Data extracted from a collection:
◆ ◆ ◆ ◆ ◆ ◆ ◆
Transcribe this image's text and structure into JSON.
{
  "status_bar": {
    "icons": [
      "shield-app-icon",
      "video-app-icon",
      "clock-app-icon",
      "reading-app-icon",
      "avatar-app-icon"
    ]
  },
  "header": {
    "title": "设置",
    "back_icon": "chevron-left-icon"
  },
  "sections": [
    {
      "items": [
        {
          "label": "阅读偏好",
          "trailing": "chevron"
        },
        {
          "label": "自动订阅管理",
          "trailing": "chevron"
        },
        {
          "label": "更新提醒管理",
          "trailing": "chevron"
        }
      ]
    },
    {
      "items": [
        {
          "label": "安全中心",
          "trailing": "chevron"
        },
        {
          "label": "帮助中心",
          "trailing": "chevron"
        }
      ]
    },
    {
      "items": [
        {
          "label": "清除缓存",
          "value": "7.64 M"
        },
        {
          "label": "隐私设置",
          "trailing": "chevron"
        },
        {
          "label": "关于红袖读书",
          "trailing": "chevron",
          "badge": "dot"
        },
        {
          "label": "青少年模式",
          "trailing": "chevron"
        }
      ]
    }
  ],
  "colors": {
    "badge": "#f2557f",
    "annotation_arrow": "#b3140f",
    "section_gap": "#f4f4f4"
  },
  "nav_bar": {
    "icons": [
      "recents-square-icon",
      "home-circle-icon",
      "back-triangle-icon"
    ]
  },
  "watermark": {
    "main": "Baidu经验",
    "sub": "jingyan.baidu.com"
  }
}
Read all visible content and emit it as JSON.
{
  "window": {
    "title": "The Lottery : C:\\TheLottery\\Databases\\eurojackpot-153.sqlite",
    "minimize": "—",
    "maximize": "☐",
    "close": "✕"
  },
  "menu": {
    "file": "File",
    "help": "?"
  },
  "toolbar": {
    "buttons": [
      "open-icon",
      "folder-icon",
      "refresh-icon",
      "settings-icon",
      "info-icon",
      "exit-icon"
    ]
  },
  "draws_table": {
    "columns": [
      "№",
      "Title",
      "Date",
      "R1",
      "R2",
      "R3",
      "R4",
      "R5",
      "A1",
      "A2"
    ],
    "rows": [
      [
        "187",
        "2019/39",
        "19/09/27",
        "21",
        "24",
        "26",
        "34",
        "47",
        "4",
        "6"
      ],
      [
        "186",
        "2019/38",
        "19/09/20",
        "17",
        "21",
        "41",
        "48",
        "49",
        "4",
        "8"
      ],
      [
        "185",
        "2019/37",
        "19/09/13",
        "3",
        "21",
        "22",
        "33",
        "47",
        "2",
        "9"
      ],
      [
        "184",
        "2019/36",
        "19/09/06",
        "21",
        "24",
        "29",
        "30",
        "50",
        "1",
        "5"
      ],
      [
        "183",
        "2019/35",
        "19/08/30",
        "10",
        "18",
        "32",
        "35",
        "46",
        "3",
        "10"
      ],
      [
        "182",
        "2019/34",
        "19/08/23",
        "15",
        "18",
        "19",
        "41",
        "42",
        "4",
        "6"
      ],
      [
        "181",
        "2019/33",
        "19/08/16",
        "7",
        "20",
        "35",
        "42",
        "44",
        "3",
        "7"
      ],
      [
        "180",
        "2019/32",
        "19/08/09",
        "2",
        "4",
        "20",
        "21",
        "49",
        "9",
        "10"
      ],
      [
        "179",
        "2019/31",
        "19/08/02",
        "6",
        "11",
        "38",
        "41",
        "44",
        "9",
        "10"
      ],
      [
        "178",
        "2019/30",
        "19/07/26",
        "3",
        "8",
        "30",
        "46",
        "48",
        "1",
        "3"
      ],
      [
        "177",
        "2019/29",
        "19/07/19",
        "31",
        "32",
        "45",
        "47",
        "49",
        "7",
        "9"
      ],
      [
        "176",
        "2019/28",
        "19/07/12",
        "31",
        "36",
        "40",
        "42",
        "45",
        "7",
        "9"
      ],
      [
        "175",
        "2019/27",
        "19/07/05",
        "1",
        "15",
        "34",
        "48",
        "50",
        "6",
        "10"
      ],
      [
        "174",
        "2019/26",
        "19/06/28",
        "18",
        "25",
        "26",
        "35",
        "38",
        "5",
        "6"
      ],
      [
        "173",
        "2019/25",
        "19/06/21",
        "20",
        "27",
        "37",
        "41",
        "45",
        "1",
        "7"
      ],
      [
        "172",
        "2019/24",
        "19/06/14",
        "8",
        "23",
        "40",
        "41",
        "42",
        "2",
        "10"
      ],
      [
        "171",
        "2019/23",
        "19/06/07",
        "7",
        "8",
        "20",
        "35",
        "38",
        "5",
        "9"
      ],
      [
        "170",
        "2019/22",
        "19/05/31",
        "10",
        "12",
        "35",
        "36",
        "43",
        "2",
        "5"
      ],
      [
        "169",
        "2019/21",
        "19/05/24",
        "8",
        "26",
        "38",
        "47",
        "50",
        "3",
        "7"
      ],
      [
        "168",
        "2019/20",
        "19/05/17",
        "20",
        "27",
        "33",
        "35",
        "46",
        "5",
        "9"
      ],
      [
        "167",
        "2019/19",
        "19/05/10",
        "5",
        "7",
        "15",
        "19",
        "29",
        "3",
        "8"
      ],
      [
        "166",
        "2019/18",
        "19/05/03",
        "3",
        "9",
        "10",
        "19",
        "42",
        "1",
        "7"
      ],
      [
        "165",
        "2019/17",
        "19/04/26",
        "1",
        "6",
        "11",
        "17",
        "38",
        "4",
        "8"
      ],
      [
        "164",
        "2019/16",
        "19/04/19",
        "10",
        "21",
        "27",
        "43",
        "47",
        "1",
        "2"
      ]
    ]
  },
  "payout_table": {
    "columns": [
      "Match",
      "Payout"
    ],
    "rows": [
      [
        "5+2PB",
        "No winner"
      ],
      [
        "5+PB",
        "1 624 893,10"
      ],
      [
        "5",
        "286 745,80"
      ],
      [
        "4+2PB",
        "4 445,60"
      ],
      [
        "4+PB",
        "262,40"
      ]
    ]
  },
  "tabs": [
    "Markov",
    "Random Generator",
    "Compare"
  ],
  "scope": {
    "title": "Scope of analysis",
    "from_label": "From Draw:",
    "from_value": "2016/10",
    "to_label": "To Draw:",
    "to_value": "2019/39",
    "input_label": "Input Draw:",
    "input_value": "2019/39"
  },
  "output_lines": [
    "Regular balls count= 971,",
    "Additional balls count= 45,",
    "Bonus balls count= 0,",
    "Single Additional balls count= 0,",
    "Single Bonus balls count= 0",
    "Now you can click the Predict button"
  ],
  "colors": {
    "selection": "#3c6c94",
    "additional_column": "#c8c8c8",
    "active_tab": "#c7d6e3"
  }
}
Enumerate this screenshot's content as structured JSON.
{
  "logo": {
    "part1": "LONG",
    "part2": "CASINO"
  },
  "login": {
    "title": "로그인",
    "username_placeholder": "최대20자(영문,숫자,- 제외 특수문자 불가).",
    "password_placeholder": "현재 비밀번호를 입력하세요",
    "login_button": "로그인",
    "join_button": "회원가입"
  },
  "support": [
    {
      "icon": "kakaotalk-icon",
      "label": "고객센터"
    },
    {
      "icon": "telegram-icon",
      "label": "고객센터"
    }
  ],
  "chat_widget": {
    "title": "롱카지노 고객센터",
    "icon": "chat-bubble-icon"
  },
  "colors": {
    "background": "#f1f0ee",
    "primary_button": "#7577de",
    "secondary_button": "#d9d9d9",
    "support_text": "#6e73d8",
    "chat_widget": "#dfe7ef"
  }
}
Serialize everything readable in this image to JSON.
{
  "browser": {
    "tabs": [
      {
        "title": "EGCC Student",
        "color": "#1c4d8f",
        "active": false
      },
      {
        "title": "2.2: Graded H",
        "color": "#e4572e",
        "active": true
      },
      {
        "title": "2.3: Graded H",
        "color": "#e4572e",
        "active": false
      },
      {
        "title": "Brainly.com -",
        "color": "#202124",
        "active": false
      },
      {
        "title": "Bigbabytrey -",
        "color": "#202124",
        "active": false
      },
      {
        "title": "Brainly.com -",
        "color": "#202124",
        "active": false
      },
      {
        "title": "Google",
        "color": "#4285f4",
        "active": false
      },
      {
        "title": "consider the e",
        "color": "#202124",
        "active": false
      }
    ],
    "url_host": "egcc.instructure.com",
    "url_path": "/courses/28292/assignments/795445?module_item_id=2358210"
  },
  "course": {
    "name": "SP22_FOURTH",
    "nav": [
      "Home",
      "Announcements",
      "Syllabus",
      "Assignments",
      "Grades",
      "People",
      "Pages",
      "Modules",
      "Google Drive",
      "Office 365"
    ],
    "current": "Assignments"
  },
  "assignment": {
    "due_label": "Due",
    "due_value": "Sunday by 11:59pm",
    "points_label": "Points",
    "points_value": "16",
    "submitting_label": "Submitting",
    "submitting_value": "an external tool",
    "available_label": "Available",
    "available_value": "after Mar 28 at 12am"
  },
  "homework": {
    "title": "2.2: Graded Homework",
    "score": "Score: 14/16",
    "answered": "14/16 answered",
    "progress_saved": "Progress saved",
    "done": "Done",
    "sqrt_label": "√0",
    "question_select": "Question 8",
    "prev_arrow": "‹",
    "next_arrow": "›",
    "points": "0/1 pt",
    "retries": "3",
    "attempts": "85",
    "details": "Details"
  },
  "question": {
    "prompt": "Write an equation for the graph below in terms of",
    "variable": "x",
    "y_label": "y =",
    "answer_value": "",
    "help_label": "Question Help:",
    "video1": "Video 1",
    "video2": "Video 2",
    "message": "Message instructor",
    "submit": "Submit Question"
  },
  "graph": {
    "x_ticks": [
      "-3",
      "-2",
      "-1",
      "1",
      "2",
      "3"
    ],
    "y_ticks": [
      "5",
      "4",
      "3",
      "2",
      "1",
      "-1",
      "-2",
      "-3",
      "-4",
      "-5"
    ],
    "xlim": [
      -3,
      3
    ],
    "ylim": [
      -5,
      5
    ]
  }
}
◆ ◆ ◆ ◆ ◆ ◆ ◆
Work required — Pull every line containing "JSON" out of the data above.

Response to this exercise —
Transcribe this image's text and structure into JSON.
Read all visible content and emit it as JSON.
Enumerate this screenshot's content as structured JSON.
Serialize everything readable in this image to JSON.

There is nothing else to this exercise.